A court in Delhi sent him to 12-day police custody, ANI reported. The Delhi Police had sought 14-day custodial interrogation and told the court that Chawla has to be taken to several places to unearth the larger conspiracy.

This is India’s first successful extradition since a treaty for such action was signed with the United Kingdom in 1992, according to Hindustan Times. In 2016, Samirbhai Vinubhai Patel, who was wanted in a case related to the 2002 Gujarat riots, had voluntarily agreed to be extradited.
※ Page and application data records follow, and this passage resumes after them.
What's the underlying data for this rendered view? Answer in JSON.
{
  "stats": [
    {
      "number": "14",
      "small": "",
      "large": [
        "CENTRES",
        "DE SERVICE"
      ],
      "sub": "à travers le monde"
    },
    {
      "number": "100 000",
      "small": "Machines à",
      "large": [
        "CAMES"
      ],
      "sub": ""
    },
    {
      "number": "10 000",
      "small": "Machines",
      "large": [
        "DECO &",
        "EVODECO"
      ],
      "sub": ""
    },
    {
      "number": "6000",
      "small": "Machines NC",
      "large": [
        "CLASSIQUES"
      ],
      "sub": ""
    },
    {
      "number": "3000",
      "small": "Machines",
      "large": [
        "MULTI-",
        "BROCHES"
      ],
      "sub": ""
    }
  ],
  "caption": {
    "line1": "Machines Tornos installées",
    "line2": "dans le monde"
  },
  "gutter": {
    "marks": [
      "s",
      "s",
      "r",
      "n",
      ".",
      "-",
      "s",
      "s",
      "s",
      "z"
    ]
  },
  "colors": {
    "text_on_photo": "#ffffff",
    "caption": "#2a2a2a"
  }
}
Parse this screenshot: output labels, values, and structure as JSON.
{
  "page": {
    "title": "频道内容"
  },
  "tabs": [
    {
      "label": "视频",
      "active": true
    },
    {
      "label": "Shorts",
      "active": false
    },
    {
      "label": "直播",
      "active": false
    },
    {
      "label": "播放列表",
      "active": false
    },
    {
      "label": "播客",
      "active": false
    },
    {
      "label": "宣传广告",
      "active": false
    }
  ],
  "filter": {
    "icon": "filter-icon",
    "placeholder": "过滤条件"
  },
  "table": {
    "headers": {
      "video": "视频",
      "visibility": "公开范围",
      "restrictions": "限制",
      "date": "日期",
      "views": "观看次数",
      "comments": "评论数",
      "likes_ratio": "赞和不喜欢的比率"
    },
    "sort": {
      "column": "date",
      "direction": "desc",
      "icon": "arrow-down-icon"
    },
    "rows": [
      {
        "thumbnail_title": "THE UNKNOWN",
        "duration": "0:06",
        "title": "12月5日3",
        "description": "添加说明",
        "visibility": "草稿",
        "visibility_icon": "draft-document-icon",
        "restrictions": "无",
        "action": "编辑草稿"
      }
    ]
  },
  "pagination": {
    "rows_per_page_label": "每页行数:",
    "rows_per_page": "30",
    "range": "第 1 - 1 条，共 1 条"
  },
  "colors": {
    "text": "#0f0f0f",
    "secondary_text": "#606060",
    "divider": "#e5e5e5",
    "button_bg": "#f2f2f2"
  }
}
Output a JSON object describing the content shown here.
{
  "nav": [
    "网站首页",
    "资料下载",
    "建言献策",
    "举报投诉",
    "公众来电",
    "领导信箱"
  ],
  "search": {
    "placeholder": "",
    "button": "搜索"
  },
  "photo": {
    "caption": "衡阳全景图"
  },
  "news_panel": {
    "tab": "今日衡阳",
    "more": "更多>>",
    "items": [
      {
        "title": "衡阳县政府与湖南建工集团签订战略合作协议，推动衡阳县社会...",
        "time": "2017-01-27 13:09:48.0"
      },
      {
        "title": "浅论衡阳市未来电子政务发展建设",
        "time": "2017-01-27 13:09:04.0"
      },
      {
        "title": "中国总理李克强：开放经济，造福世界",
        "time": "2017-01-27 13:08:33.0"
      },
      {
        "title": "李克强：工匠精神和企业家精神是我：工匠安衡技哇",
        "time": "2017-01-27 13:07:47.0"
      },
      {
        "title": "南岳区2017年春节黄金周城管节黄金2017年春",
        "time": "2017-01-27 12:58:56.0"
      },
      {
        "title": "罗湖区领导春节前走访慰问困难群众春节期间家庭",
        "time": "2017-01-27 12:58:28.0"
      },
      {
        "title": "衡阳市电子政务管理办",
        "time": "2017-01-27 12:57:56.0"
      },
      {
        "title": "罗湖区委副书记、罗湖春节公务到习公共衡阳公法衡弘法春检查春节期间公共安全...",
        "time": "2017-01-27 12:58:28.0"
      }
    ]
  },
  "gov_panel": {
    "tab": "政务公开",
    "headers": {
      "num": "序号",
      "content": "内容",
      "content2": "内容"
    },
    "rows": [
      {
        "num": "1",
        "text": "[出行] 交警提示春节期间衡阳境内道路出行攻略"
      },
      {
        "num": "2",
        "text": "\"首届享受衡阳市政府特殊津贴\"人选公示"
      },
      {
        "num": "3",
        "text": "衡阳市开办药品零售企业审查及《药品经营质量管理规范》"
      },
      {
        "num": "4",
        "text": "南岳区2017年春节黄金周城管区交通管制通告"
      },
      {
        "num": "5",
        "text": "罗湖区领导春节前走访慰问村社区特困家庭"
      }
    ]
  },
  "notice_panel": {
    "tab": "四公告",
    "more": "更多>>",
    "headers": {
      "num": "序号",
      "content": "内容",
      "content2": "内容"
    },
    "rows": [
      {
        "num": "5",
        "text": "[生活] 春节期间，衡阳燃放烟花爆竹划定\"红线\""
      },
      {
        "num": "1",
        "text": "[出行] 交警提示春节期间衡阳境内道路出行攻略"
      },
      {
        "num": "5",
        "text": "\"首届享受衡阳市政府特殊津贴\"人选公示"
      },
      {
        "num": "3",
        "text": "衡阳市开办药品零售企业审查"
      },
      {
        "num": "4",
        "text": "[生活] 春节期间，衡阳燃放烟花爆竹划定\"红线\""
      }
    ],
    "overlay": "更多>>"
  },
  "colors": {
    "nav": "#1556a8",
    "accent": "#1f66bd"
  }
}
Chawla is alleged to have played a central role in conspiring with Hansie Cronje, the late South African cricket team captain, to fix matches during South Africa’s tour to India in February-March 2000. Chawla had allegedly suggested to Cronje that he could make a lot of money if he agreed to lose matches. Both Chawla and Cronje were named in a 70-page chargesheet filed by the Crime Branch of the Delhi Police, according to reports. Chawla has also been accused of trying to bribe two England players in August 1999.

According to court records, India sought Chawla’s extradition due to his alleged criminal conduct between January and March 2000. India made the extradition request on February 1, 2016, which was certified by the Home Secretary on March 11, 2016. The relevant order to extradite him within 28 days was passed on January 23.

His case was initially heard by the Westminster Magistrates Court and later by the UK High Court. Chawla had even appealed to the European Court of Human Rights, which rejected his plea for an interim measure last week.

In India, he will be lodged in Delhi’s Tihar Jail. During a hearing on January 16, the Indian government assured the UK High Court that Chawla will be accommodated in a separate cell with proper “safety and security”. His cell will comply with the “personal space and hygiene requirements” of the court, reported NDTV. India also guaranteed medical facilities and protection from intra-prisoner violence at Tihar Jail.

According to the court documents filed by Chawla in the UK High Court, he is a Delhi-born businessman. He moved to the UK on a business visa in 1996. In 2000, his Indian passport was revoked. He was granted indefinite leave to remain in the UK in 2003. In 2005, he got UK passport and has since been a British citizen.

Indian officials believe Chawla’s extradition will strengthen their case in their efforts to bring back fugitive businessmen Vijay Mallya and Nirav Modi from the UK. Mallya owes Indian banks more than Rs 9,000 crore. The businessman fled India and moved to London in March 2016. India submitted an extradition request to the United Kingdom in February 2017. Modi, who fled India in January 2018, is wanted for allegedly duping the Punjab National Bank of over Rs 13,000 crore.